My husband and I are going through a rough patch in our 12-year marriage that is testing the vows we promised one another and shaking a foundation I thought was immovable.
I went into this relationship with the best of intentions; envisioned shiny dreams about my happily ever after with my chosen one and for all intents and purposes I thought we were on track. We were going to make it and defy the odds; the dissolution of our marriage and the dreaded D word was not even a blip on the radar screen.
No the scope of a marriage encompasses so much more. It’s about the little things like; paying the electric bill, watering the lawn and doing without that last drop of milk for your coffee because you know you should save what’s left for your spouse.
But of course those are the mundane details of every life; married or not- the responsibilities you face when you leave the comfort of your parents home and try and make your way as an adult.
If anything, as a member of this marriage tribe you’re convinced that having a partner in crime, with whom to share these routines and rituals, will make fulfilling them all the more richer and sweeter.
However when problems beyond your control rear their ugly head, problems you never imagined you’d have to contend with, were you not legally bound to this person via this marital contract you signed more likely than not under the influence of a heady courtship complete with visions of over the top-weddings cakes dancing in your head- you’d likely be making a beeline for the nearest exit.
Of course once you factor kids into the equationâ€¦all bets are off. When your kids, with their doe-eyed like innocence, get caught in the crossfire of your heated marital discord you feel akin to Satan robbing them of their perfectly constructed universe where happy endings reign. And like the sponges they are, regurgitating every last detail of the argument you and their dad displayed in their presence, you feel guilty beyond reproach that you’ve embedded a memory in their consciousness that you’re fully aware they’ll carry with them into adulthood.
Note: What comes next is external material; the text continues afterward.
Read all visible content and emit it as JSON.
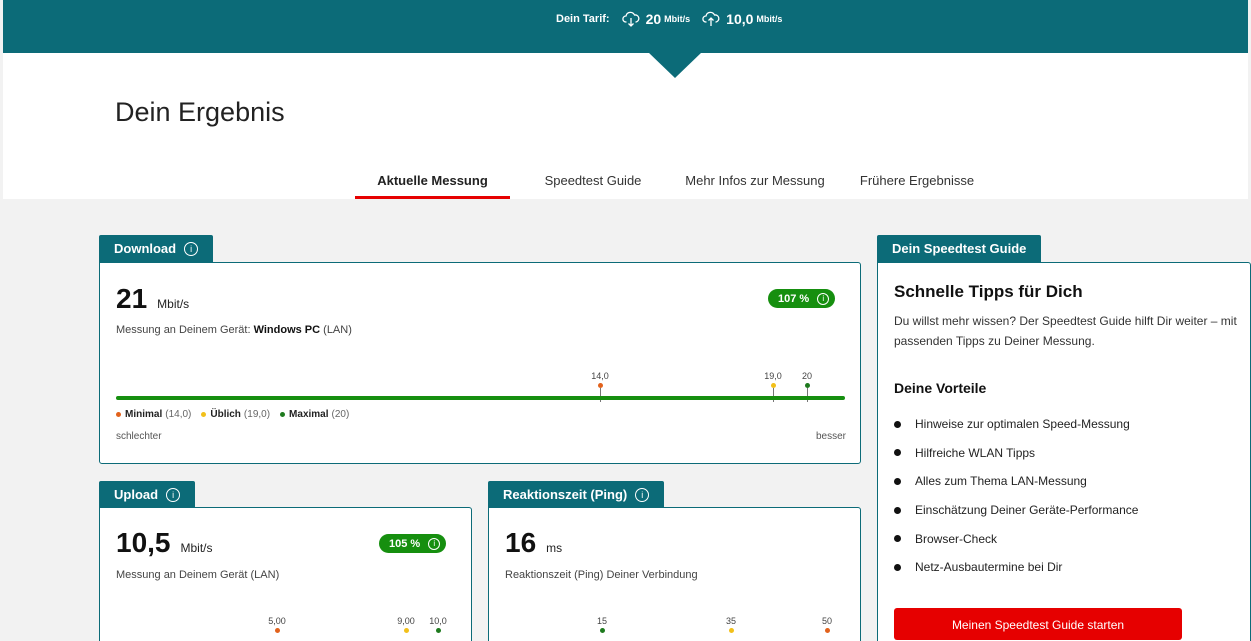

You want nothing more than to give them that fairytale too; you want to shield them from the possibility that sometimes life is not all clean manufactured Pixar happiness, that it can be messy and complicated and happily ever after does not look the same for everyone. You tell yourself you won’t and that you simply can’t allow your child to become a casualty of your inability to make your marriage work. So you take a deep breath and you try, yet again and you hope for the best.